REPORT ANALYSIS AND FINAL THOUGHTS
The best news we can see in this report is that, for potential MBA owners or even new owners, we have demonstrated first hand that the two SSDs chosen by Apple are top tier SSDs and among the best available today. Deciding on which to get may even be an easier choice as it seems that current 64 and 128GB systems are Toshiba SSDs while 256 and 512GB systems seem to be that of Samsung. This actually has a very logical ring to it as most typical consumers don’t have a need for the increased capacity or performance with respect to the increased transfer of incompressible data that a photographer, videographer or musician might have.

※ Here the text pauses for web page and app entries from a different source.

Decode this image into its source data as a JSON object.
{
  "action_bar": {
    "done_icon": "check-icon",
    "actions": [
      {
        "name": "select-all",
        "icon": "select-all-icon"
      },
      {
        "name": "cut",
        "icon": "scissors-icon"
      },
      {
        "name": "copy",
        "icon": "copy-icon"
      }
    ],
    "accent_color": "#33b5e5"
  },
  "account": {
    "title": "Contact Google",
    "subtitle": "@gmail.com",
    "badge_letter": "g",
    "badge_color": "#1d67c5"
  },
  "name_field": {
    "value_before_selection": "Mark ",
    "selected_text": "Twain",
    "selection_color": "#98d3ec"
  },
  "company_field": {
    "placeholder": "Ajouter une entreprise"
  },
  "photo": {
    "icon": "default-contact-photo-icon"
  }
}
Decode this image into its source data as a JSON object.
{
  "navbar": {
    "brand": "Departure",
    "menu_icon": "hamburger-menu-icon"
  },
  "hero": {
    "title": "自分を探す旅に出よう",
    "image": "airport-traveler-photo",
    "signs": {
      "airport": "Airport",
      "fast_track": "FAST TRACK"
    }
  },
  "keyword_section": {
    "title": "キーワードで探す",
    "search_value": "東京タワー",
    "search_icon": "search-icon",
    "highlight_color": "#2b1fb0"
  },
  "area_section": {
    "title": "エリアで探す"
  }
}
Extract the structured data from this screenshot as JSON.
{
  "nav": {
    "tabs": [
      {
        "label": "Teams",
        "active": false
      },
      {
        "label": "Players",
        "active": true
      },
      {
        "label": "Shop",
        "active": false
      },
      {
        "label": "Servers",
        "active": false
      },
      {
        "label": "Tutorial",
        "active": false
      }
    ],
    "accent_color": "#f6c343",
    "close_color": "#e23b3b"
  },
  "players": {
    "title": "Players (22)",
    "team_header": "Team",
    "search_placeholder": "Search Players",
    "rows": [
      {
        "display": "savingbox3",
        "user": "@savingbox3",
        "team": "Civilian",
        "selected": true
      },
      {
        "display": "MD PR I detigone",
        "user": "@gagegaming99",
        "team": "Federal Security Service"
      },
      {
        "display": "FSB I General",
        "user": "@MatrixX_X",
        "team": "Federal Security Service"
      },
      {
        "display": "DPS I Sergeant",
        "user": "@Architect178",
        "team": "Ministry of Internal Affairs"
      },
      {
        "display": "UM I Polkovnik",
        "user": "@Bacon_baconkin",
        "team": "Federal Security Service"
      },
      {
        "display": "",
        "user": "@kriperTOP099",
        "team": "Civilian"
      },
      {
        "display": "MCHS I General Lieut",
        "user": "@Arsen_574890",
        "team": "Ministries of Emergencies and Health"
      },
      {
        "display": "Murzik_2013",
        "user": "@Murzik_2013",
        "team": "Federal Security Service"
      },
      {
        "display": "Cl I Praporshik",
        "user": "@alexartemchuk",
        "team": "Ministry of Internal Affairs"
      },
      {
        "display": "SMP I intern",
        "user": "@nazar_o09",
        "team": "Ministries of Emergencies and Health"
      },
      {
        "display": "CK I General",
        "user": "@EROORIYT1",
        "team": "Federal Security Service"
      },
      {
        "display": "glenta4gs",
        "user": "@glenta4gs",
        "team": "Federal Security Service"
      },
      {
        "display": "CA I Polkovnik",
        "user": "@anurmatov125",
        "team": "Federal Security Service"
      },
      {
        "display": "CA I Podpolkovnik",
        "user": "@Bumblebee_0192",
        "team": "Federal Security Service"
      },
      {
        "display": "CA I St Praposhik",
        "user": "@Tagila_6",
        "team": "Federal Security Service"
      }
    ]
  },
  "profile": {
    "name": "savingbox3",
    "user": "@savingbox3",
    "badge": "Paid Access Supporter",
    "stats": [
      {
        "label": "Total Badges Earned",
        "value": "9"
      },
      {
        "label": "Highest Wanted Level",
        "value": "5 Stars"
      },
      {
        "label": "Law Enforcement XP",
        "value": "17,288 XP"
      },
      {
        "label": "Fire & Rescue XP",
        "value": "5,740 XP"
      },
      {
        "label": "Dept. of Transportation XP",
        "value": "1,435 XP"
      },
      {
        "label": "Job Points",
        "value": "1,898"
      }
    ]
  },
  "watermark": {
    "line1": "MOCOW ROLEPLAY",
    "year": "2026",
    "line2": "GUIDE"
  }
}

In examining the overall benchmark results, any thoughts that the Toshiba ‘LSI SandForce Driven’ SSD might have substandard specifications and performance compared to the Samsung were quickly put to rest through initial performance results above 500MB/s. From that point, both the Toshiba and Samsung SSDs took turns at being the top dog in each benchmark; that was until PCMark Vantage results were compared.
PCMark Vantage favors compressible data testing and that might give Toshiba the advantage to some extent, however, that could easily be countered by the fact that we are testing with a higher capacity Samsung PM830 SSD which has higher performance ratings than it’s 128GB little brother. As well, we have tested the PM830 in its new state and in a mSATA form factor to which it had amazing PCMark Vantage results. The fact that the Samsung did so poorly in Vantage testing (36892 pts) and couldn’t break into SATA 3 transfer speeds even once, showed a very sharp contrast to the Toshiba SSD, which had several test results in the SATA 3 range and a Total Point Score almost 20000 points higher at 56812.
The icing on the cake has to be the partnership between LSI SandForce and both Toshiba and Apple, a partnership that many never would have predicted a few months ago. SandForce, a company that released it’s first SSD processor to the market just over three years ago, has pushed like no other to make it’s mark in the SSD world. For that effort, LSI SandForce has been rewarded partnership with just about every SSD manufacturer in the world except Crucial/Micron and Samsung. As much as we might have thought the LSI purchase of SandForce or even Intel’s partnership was a vote of confidence for this company of just over 190 employees (prior to LSI purchase), this partnership with Toshiba in building a new Apple SSD just seems like a final nod of approval.